It's been gutting and the only high point of the season is that Liverpool didn't win, since I live in Liverpool it would have been unbearable. What is unbearable is the sense of grandeur many Liverpool fans have now. One swallow doesn't make a summer, one good season doesn't mean you're back amongst the big boys any more than Manchester United's terrible season means they're now a small club.
Yet we have Liverpool fans writing in with the arrogance to assume that everyone under the sun wants to play for Liverpool and that it is the biggest club around. Here's a hint: it's not even the biggest club in England.
The idea that players like Falcao, Rodriguez and Sanchez and everyone else the newspapers link to Liverpool will want to switch clubs is just fantasy. Monaco is a big club for France, is ridiculously rich, and Rodriguez is one of their stars and gets paid a fortune basically tax free due to Monaco's laws. Add that Monaco is surely a much nicer place than Liverpool then why would they give that up just because Liverpool have returned to the CL for the first time in a few years? Given Sanchez' reported preference for Arsenal over Liverpool, I would suggest that Liverpool are not the big draw that their fans would like to think.
Now I understand that as fans, many of you would like players like Sanchez, Cavani and Falcao to join Liverpool, that's fine.
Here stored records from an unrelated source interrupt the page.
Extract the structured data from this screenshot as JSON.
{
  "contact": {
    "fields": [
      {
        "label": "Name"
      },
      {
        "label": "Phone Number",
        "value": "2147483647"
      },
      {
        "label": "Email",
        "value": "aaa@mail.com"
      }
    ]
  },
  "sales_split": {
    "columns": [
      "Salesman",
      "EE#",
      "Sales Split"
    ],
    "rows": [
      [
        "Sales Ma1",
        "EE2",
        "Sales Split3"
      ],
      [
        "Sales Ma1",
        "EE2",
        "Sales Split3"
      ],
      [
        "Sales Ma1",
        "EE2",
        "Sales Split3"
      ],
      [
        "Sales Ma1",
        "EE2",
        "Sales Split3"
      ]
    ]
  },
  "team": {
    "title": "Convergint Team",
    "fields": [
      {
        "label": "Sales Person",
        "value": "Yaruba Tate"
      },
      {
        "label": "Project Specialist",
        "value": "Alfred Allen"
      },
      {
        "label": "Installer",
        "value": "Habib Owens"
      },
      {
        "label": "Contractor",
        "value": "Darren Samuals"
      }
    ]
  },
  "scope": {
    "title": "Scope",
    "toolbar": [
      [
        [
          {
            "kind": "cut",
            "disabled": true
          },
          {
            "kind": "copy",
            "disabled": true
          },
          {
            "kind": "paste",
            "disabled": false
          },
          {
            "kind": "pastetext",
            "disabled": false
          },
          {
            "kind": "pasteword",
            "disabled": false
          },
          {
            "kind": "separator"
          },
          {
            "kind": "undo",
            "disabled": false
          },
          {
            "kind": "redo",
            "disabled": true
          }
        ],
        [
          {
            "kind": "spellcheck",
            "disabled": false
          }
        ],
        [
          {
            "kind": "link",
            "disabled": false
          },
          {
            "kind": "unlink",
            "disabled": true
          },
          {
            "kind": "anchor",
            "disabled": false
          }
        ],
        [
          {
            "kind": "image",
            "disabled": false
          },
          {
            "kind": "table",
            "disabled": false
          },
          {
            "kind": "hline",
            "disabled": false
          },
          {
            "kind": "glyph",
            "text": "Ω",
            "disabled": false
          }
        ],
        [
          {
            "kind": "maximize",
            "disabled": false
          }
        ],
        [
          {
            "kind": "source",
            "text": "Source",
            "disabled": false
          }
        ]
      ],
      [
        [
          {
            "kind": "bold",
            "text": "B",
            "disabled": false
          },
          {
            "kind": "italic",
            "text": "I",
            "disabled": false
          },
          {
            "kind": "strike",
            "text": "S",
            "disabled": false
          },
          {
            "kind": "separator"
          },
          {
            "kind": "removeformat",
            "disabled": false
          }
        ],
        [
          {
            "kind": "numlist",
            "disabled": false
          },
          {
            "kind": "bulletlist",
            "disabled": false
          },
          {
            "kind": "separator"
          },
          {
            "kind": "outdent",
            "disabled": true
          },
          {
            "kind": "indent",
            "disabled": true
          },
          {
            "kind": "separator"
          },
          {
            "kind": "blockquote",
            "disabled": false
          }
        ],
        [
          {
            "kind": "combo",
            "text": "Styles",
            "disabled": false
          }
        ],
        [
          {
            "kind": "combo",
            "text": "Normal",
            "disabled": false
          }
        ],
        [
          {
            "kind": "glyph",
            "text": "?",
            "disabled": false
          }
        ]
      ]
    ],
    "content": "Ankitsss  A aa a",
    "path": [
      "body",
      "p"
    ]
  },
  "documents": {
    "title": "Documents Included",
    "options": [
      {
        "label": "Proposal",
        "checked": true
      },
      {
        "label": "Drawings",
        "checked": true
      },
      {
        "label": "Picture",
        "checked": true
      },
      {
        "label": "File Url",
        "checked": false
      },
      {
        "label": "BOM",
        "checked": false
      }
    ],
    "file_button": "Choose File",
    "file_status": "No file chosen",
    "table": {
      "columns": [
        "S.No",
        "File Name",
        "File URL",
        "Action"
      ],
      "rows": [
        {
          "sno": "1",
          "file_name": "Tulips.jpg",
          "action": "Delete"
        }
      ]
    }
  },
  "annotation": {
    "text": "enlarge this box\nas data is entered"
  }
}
Wish away. I wish Manchester United could sign Ronaldo and Pogba again. I wish for Kroos and Lahm too. Kroos and Lahm are playing for the biggest team in Germany, the winners of the CL and I have to face the truth that they are unlikely to want to leave for United, even if United are a big team with a great history. To act like joining Liverpool is a no-brainer when they are playing at big clubs in their respective leagues for big money is unfettered arrogance.
Daniel Lee (may as well wish for Zlatan too)
Why The Anti-Ozil Agenda?
Call it "Arsenal paranoia", but what is the with the anti-Ozil thing? Honestly, I don't get it. Before he moved to Arsenal, I had no particular opinion on him as a person - I knew very little about him really. Having 'got to know him' over the last year, he doesn't seem to be a nasty player, he doesn't seem to offend, he doesn't appear to bite opposition and he isn't a twunt like John Terry.
And yet, if he doesn't score two and set up three in a match, he is slated. Like no other player I can remember, he is scrutinised and picked apart. Even in a team that trounce the hosts with some wonderful football.
I honestly want the mailbox to answer this: Why?
Is it because we (Arsenal fans) were so excited that the club spent some money that it was imperative to shut us down? Is it because he didn't score 20 goals last season? I admit I expected a bit more from him, but he was nowhere near the flop some would like you to believe.
Having slaughtered Brazil 7-1 tonight, the Daily Mail Click Wh**e Society used Ozil as their angle (I didn't read it, but I know many Arsenal fans would've taken the bait) but I just want to know what is so offensive about the bloke?
To me he seems a pretty shy, normal guy. And although he doesn't always play with a smile on his face - unfortunately - I think he's trying his hardest and has a big desire to both please and win for his team.
Joe, AFC, East Sussex